(Data shown Opens)

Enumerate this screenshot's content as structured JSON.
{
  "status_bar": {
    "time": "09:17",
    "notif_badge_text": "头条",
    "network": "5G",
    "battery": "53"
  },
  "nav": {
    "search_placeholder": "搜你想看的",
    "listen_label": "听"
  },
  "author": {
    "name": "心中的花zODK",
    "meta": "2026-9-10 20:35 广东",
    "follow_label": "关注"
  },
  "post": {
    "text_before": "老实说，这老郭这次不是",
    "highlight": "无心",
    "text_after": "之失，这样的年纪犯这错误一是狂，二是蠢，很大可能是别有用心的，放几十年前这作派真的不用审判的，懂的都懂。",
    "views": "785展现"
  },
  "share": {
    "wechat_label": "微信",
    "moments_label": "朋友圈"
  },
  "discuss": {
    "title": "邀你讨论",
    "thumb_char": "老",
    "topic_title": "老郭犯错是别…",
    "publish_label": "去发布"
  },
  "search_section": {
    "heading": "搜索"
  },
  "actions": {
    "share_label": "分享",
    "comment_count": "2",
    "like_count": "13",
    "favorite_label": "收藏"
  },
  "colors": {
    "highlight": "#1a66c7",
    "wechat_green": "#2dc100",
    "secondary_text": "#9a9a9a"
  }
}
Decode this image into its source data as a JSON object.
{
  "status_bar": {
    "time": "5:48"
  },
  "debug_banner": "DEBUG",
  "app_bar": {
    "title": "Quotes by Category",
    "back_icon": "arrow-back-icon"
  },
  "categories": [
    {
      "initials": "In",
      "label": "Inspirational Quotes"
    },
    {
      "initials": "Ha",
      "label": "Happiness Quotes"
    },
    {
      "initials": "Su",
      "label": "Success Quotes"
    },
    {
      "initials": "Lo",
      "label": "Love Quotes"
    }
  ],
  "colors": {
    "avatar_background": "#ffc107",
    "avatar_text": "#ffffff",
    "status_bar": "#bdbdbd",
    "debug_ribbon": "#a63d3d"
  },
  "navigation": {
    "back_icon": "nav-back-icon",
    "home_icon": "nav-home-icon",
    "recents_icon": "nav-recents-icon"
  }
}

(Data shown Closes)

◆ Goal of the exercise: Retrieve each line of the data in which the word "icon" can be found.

◆ Response box:
    "back_icon": "arrow-back-icon"
    "back_icon": "nav-back-icon",
    "home_icon": "nav-home-icon",
    "recents_icon": "nav-recents-icon"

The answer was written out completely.